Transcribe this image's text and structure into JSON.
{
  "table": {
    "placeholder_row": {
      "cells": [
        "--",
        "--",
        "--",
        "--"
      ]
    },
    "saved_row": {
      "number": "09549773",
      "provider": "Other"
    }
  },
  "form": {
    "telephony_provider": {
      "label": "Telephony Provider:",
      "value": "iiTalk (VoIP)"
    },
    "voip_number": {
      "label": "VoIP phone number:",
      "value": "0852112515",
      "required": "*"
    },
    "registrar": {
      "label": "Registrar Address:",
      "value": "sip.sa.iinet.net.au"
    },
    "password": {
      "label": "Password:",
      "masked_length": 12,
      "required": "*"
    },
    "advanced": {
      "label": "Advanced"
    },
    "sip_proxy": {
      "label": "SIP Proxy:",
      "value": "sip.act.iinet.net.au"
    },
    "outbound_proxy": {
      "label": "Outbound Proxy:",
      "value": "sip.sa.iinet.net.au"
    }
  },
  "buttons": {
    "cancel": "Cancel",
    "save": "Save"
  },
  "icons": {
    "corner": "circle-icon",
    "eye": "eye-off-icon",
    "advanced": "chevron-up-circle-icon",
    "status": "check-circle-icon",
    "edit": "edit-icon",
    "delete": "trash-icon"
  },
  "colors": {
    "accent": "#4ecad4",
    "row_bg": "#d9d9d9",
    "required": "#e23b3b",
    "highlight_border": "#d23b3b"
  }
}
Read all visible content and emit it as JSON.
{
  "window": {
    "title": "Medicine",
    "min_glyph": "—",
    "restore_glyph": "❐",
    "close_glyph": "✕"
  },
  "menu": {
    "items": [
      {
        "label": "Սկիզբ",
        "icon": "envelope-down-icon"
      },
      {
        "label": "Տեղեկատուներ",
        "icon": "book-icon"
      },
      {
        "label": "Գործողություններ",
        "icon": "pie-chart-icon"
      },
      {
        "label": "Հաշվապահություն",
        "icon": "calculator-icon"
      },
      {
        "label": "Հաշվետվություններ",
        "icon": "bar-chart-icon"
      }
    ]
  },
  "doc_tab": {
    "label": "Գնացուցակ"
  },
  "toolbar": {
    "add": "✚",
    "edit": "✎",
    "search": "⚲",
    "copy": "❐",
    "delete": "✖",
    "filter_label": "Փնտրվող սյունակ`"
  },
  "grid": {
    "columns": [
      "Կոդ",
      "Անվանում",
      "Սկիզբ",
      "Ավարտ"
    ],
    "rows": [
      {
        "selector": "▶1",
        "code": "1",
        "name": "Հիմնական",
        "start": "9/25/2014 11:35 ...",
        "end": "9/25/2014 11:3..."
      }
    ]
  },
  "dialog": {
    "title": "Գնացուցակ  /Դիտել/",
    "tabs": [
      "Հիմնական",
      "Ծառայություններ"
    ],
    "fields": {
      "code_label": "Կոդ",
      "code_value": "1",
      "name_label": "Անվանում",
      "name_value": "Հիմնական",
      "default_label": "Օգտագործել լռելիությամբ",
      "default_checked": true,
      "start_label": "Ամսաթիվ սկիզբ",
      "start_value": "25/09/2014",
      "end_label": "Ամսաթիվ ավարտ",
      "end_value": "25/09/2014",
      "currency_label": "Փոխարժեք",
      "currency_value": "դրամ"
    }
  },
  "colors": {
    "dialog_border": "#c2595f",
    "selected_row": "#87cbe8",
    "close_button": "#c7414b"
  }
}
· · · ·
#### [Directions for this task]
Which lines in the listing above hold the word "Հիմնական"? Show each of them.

#### [Solution to this problem]
        "name": "Հիմնական",
      "Հիմնական",
      "name_value": "Հիմնական",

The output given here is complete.